◆ **Your task**:
Among these entries, how many lines contain "Contact"? Say the number and nothing else.

Items from an interface collection
----

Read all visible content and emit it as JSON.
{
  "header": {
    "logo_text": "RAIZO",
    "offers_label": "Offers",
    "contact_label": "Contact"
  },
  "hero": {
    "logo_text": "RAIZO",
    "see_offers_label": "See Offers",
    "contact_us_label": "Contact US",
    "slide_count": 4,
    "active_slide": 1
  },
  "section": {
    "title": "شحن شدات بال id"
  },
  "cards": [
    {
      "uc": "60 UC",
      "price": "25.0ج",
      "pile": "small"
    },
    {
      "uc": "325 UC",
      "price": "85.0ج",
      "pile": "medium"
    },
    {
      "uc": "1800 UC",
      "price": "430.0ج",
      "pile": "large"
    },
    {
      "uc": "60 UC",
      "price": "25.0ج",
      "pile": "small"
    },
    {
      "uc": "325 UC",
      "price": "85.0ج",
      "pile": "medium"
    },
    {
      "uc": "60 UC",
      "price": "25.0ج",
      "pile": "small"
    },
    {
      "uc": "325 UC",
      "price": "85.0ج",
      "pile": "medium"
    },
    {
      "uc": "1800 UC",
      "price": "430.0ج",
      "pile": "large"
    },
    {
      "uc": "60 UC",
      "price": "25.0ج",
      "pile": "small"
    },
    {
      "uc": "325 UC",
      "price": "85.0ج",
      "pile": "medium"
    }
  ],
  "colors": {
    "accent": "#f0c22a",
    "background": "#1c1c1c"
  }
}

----

◆ **Response to this task**:
2